Beam in the hallway lifting the loft, holding a draper and serves as a clothes hanger 

View of Plexiglas window in the hall way from the outside
View of Plexiglas veranda door.
View of veranda in the evening sun
View of veranda in the evening sun

Tuesday 17 June 2008

The Merchants of Venice

A prize winning competition entry in the 2G-Competition for the Venice Lagoon with over 560 proposals.
Assertion from the jury report with Anne Lacaton as the jury president describe the project quite well: "The forcefulness with which the proposal re-posits the rules of the competition in terms of a critical pragmatism of those rules, one that is aware of the flows of capital."

To read the whole proposal: Click the images below and read the project as a comic:

Wednesday 4 June 2008

Capilla para el tio

After a Llama sacrificial get-together in the highest located town on earth, we were approached by some miners that soon learned that we were skilled architects.
Knowing about their dreadful conditions inside the mountain that is called “The Mountain that eats men”, we offered them to do a pro-bono project.
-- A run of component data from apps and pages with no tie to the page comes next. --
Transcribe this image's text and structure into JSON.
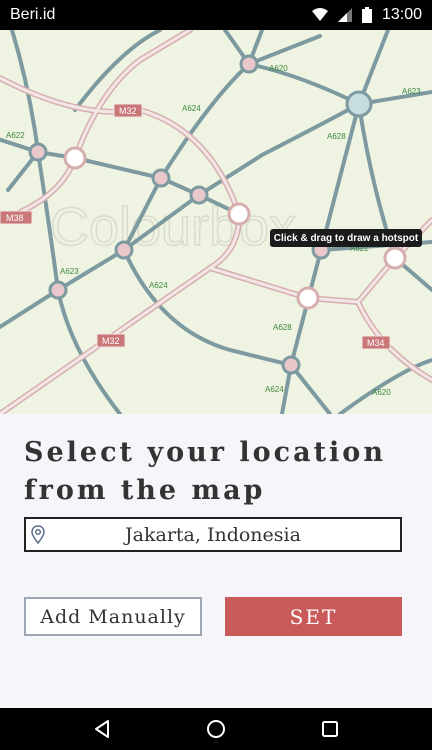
{
  "status_bar": {
    "app_name": "Beri.id",
    "time": "13:00",
    "icons": [
      "wifi-icon",
      "signal-icon",
      "battery-icon"
    ]
  },
  "map": {
    "tooltip": "Click & drag to draw a hotspot",
    "watermark": "Colourbox",
    "road_labels": [
      "A620",
      "A623",
      "M32",
      "A624",
      "A628",
      "A622",
      "M38",
      "A623",
      "A624",
      "A622",
      "A628",
      "M32",
      "M34",
      "A624",
      "A620"
    ]
  },
  "panel": {
    "heading": "Select your location from the map",
    "location_value": "Jakarta, Indonesia",
    "add_manually_label": "Add Manually",
    "set_label": "SET"
  },
  "nav_bar": {
    "icons": [
      "back-icon",
      "home-icon",
      "recents-icon"
    ]
  },
  "colors": {
    "map_background": "#eff3e2",
    "road_blue": "#7d9aa0",
    "road_pink": "#e8c8c8",
    "set_button": "#c95a5a",
    "panel_background": "#f6f5f9"
  }
}
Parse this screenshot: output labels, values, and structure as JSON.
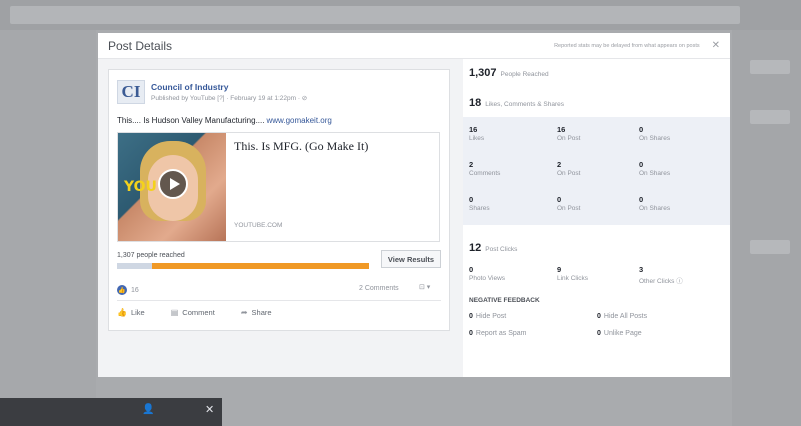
{
  "modal": {
    "title": "Post Details",
    "note": "Reported stats may be delayed from what appears on posts",
    "close_glyph": "✕"
  },
  "post": {
    "page_logo": "CI",
    "author": "Council of Industry",
    "meta": "Published by YouTube [?] · February 19 at 1:22pm · ⊘",
    "text": "This.... Is Hudson Valley Manufacturing....",
    "link_text": "www.gomakeit.org",
    "card": {
      "title": "This. Is MFG. (Go Make It)",
      "domain": "YOUTUBE.COM",
      "thumb_overlay": "YOU"
    },
    "reach_label": "1,307 people reached",
    "reach_fraction": 0.14,
    "view_results": "View Results",
    "likes": "16",
    "comments": "2 Comments",
    "share_select": "⊡ ▾",
    "actions": {
      "like": "Like",
      "comment": "Comment",
      "share": "Share"
    },
    "icons": {
      "like": "thumbs-up-icon",
      "comment": "comment-icon",
      "share": "share-arrow-icon"
    }
  },
  "stats": {
    "reached_num": "1,307",
    "reached_label": "People Reached",
    "engagement_num": "18",
    "engagement_label": "Likes, Comments & Shares",
    "rows": [
      [
        {
          "n": "16",
          "l": "Likes"
        },
        {
          "n": "16",
          "l": "On Post"
        },
        {
          "n": "0",
          "l": "On Shares"
        }
      ],
      [
        {
          "n": "2",
          "l": "Comments"
        },
        {
          "n": "2",
          "l": "On Post"
        },
        {
          "n": "0",
          "l": "On Shares"
        }
      ],
      [
        {
          "n": "0",
          "l": "Shares"
        },
        {
          "n": "0",
          "l": "On Post"
        },
        {
          "n": "0",
          "l": "On Shares"
        }
      ]
    ],
    "clicks_num": "12",
    "clicks_label": "Post Clicks",
    "clicks": [
      {
        "n": "0",
        "l": "Photo Views"
      },
      {
        "n": "9",
        "l": "Link Clicks"
      },
      {
        "n": "3",
        "l": "Other Clicks ⓘ"
      }
    ],
    "negative_title": "NEGATIVE FEEDBACK",
    "negative": [
      {
        "n": "0",
        "l": "Hide Post"
      },
      {
        "n": "0",
        "l": "Hide All Posts"
      },
      {
        "n": "0",
        "l": "Report as Spam"
      },
      {
        "n": "0",
        "l": "Unlike Page"
      }
    ]
  },
  "chat": {
    "person_icon": "👤",
    "close": "✕"
  },
  "colors": {
    "accent": "#365899",
    "reach_bar": "#f09926",
    "panel_blue": "#edf0f6"
  }
}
We thought that maybe they wanted some light or maybe some nice upgrade on their old mine wagons.
But the only thing that they wanted was to please Tio, a devil that is the owner of the mountain, were over 8 million people has died over the years. The conditions inside of the mine are so harsh that the only reasonable thing to believe in is this guy.

So we decided to make a shrine were they could give Tio gifts.

The shrine with gifts

Happy miners in their new chapel

We explored the mine and found a promising spot a couple of hundred meters inside, a place which where warm and ample enough to allow a comfortable gathering of the miners. Our dynamite expert refined our site so that we got a more eloquent altar and walls.
After a couple of days the design was ready, a cavernous niche in red paint, an altar in silver and a path of silver stone slabs leading up to it.
The ground was covered with okra paint, enhancing the redness of the place. A red wooden bench was put on the lowest level.
As a finish we covered the shrine in glitter so when the head-lamps from the miners wander around it will reflect a magical shine.

The village of Potosi


Plan of the mine